Network visualisation and analysis tool based on logical network abridgment

Sign In

Cookies must be enabled to login.After enabling cookies , please use refresh or reload or ctrl+f5 on the browser for the login options.

Formats Non-Member Member
$33 $13
Learn how you can qualify for the best price for this item!
Become an IEEE Member or Subscribe to
IEEE Xplore for exclusive pricing!
close button

puzzle piece

IEEE membership options for an individual and IEEE Xplore subscriptions for an organization offer the most affordable access to essential journal articles, conference papers, standards, eBooks, and eLearning courses.

Learn more about:

IEEE membership

IEEE Xplore subscriptions

6 Author(s)
T. N. Arvanitis ; Dept. of Electron., Electr. & Comput. Eng., Univ. of Birmingham, UK ; C. C. Constantinou ; A. S. Stepanenko ; Y. Sun
more authors

A novel procedure of summarizing and abstracting the topology and distributed statistical measures of routing performance for communication networks is presented. This procedure, called logical network abridgment (LNA), forms the basis of a novel resilient recursive routing (R3) protocol. In this paper, we investigate the usefulness of LNA in visualizing and defining the state of health of a communication network. Traditionally, connectivity and metrics (such as link utilization, end-to-end delay, etc.) are used to provide indications of the state of health of a network. However, connectivity alone tells us little about the intrinsic diversity of the network and therefore its resiliency to attacks or attrition. Similarly, individual localized or path specific metrics tell us little about the overall intrinsic capability of the network. The LNA procedure summarizes the metric of choice over the total network and is thus capable of describing the intrinsic state of its health. In the context of military command and control, as well as commercial network management, scenarios, operators wish to easily create well-designed networks, in terms of resiliency and performance. Furthermore, operators need to identify, in an intuitive manner, the vulnerabilities that exist in a network. In addition, the consequences of actions taken to remedy failures or strengthen resiliency are often time consuming to understand in a large distributed system. The LNA procedure offers a quick and reliable algorithmic visual tool to achieve these.
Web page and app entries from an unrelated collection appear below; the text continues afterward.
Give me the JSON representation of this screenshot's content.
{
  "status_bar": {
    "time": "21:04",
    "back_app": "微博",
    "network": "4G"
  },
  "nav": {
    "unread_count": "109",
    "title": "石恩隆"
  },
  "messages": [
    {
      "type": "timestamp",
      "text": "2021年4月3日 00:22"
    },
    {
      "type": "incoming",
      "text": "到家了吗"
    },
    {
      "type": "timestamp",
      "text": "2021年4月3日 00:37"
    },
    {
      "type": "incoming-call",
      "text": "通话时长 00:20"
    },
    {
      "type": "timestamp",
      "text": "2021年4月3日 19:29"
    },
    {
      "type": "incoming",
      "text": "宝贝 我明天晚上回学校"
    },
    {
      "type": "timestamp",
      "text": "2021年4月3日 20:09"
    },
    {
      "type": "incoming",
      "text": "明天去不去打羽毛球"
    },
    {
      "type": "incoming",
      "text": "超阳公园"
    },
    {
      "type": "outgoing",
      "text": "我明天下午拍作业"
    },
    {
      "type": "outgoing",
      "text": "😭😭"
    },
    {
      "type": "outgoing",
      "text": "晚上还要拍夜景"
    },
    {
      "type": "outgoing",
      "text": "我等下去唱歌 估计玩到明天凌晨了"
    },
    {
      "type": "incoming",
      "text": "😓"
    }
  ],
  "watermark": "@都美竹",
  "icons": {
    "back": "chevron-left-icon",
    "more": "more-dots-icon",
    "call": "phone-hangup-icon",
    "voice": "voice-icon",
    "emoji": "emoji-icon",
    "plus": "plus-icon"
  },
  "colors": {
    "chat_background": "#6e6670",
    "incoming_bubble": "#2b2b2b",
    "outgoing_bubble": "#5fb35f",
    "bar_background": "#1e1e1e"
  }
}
The paper presents work funded by the US Air-Force Research Laboratory (AFRL-EOARD) that demonstrates the potential of network visualization and analysis through the proposed LNA procedure

Published in:

MILCOM 2005 - 2005 IEEE Military Communications Conference

Date of Conference:

17-20 Oct. 2005